There’s a lot to choose from when deciding what to reflect upon from the past week. The BP oil disaster is an easy target, as well as the Israeli interception/seizure of a humanitarian aid ship attempting to break Israel’s maritime Gaza blockade. One item of note that was overshadowed by the rest was the approval of a House of Representative’s bill which lays the groundwork for the repeal of the U.S. military’s “don’t ask, don’t tell” policy.
While the prospect of repealing “don’t ask, don’t tell” may not be cause for much concern by general society, it is causing much ado within the rank and file of this country’s military. As a veteran, I know firsthand the homophobic nature of military culture. So it really doesn’t come as a surprise to me the idea of allowing homosexuals to serve openly is causing some within the military concern.
What I do find interesting about this concern is it is really all for naught. Nothing will change once “don’t ask, don’t tell” is repealed. Homosexuals are already serving in the military. Those that choose to do so are keenly aware of the homophobic mentality within the military which necessitates the need for them to hide their orientation.
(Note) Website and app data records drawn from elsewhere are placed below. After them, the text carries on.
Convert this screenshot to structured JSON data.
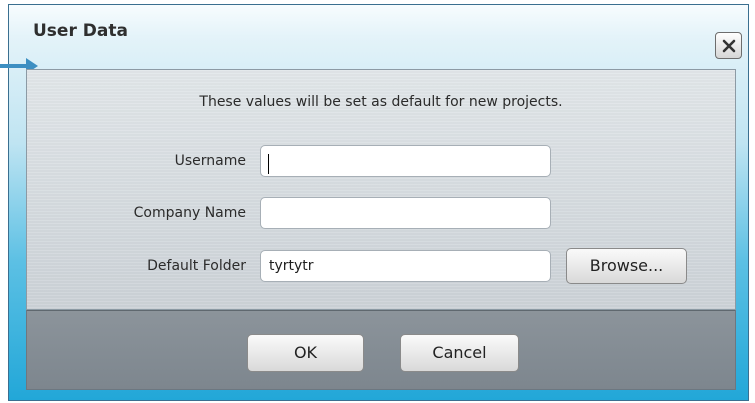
{
  "dialog": {
    "title": "User Data",
    "info_text": "These values will be set as default for new projects."
  },
  "fields": {
    "username": {
      "label": "Username",
      "value": ""
    },
    "company": {
      "label": "Company Name",
      "value": ""
    },
    "folder": {
      "label": "Default Folder",
      "value": "tyrtytr"
    }
  },
  "buttons": {
    "browse": "Browse...",
    "ok": "OK",
    "cancel": "Cancel"
  },
  "icons": {
    "close": "close-icon",
    "arrow": "arrow-right-icon"
  },
  "colors": {
    "accent": "#22a7d8",
    "arrow": "#3d8fc2"
  }
}
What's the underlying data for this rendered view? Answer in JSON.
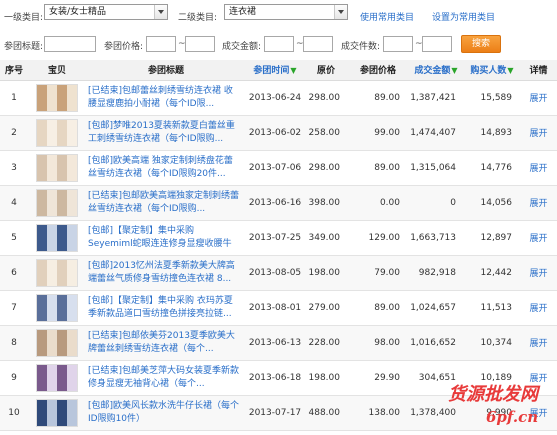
{
  "filters": {
    "cat1_label": "一级类目:",
    "cat1_value": "女装/女士精品",
    "cat2_label": "二级类目:",
    "cat2_value": "连衣裙",
    "use_common": "使用常用类目",
    "set_common": "设置为常用类目",
    "title_label": "参团标题:",
    "price_label": "参团价格:",
    "amount_label": "成交金额:",
    "count_label": "成交件数:",
    "tilde": "~",
    "search": "搜索"
  },
  "table": {
    "headers": [
      "序号",
      "宝贝",
      "参团标题",
      "参团时间",
      "原价",
      "参团价格",
      "成交金额",
      "购买人数",
      "详情"
    ],
    "rows": [
      {
        "no": "1",
        "title": "[已结束]包邮蕾丝刺绣雪纺连衣裙 收腰显瘦鹿拍小耐裙（每个ID限...",
        "date": "2013-06-24",
        "orig": "298.00",
        "price": "89.00",
        "amount": "1,387,421",
        "buyers": "15,589",
        "detail": "展开"
      },
      {
        "no": "2",
        "title": "[包邮]梦唯2013夏装新款夏白蕾丝重工刺绣雪纺连衣裙（每个ID限购...",
        "date": "2013-06-02",
        "orig": "258.00",
        "price": "99.00",
        "amount": "1,474,407",
        "buyers": "14,893",
        "detail": "展开"
      },
      {
        "no": "3",
        "title": "[包邮]欧美高端 独家定制刺绣盘花蕾丝雪纺连衣裙（每个ID限购20件...",
        "date": "2013-07-06",
        "orig": "298.00",
        "price": "89.00",
        "amount": "1,315,064",
        "buyers": "14,776",
        "detail": "展开"
      },
      {
        "no": "4",
        "title": "[已结束]包邮欧美高端独家定制刺绣蕾丝雪纺连衣裙（每个ID限购...",
        "date": "2013-06-16",
        "orig": "398.00",
        "price": "0.00",
        "amount": "0",
        "buyers": "14,056",
        "detail": "展开"
      },
      {
        "no": "5",
        "title": "[包邮]【聚定制】集中采购 Seyemiml蛇眼连连修身显瘦收腰牛仔裙...",
        "date": "2013-07-25",
        "orig": "349.00",
        "price": "129.00",
        "amount": "1,663,713",
        "buyers": "12,897",
        "detail": "展开"
      },
      {
        "no": "6",
        "title": "[包邮]2013忆州法夏季新款美大牌高端蕾丝气质修身雪纺撞色连衣裙 8...",
        "date": "2013-08-05",
        "orig": "198.00",
        "price": "79.00",
        "amount": "982,918",
        "buyers": "12,442",
        "detail": "展开"
      },
      {
        "no": "7",
        "title": "[包邮]【聚定制】集中采购 衣玛苏夏季新款品道口雪纺撞色拼接亮拉链...",
        "date": "2013-08-01",
        "orig": "279.00",
        "price": "89.00",
        "amount": "1,024,657",
        "buyers": "11,513",
        "detail": "展开"
      },
      {
        "no": "8",
        "title": "[已结束]包邮依美芬2013夏季欧美大牌蕾丝刺绣雪纺连衣裙（每个...",
        "date": "2013-06-13",
        "orig": "228.00",
        "price": "98.00",
        "amount": "1,016,652",
        "buyers": "10,374",
        "detail": "展开"
      },
      {
        "no": "9",
        "title": "[已结束]包邮美芝萍大码女装夏季新款修身显瘦无袖背心裙（每个...",
        "date": "2013-06-18",
        "orig": "198.00",
        "price": "29.90",
        "amount": "304,651",
        "buyers": "10,189",
        "detail": "展开"
      },
      {
        "no": "10",
        "title": "[包邮]欧美风长款水洗牛仔长裙（每个ID限购10件）",
        "date": "2013-07-17",
        "orig": "488.00",
        "price": "138.00",
        "amount": "1,378,400",
        "buyers": "9,990",
        "detail": "展开"
      }
    ]
  },
  "watermark": {
    "line1": "货源批发网",
    "line2": "6pf.cn"
  },
  "colors": {
    "link": "#2a6fc9",
    "sort_arrow": "#2aa52a",
    "search_button": "#ec7f17",
    "watermark": "#e83a3a"
  }
}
This need will remain true even when allowed to officially serve openly. Homosexuals know the unofficial retribution they may receive once they reveal their sexual orientation is far worse than any official retribution they may receive. The only difference between now and after the policy is repealed will be service members will no longer be automatically booted when their sexual orientation is revealed.
I truly believe there are some in the military which envision legions of flitty gay men doffed in pink feather boas storming recruiting offices throughout the country once “don’t ask, don’t tell”, is repealed. The reality is that’s not going to happen (however I’d love to be there to see the look on a Marine recruiter’s face if it did)! While I commend our military leaders’ desire to gain feedback from service members regarding the matter, doing only instigates unnecessary cause for concern. In the case of “don’t ask, don’t tell, the military would be better served by highlighting the lack of changes rather than the potential for change.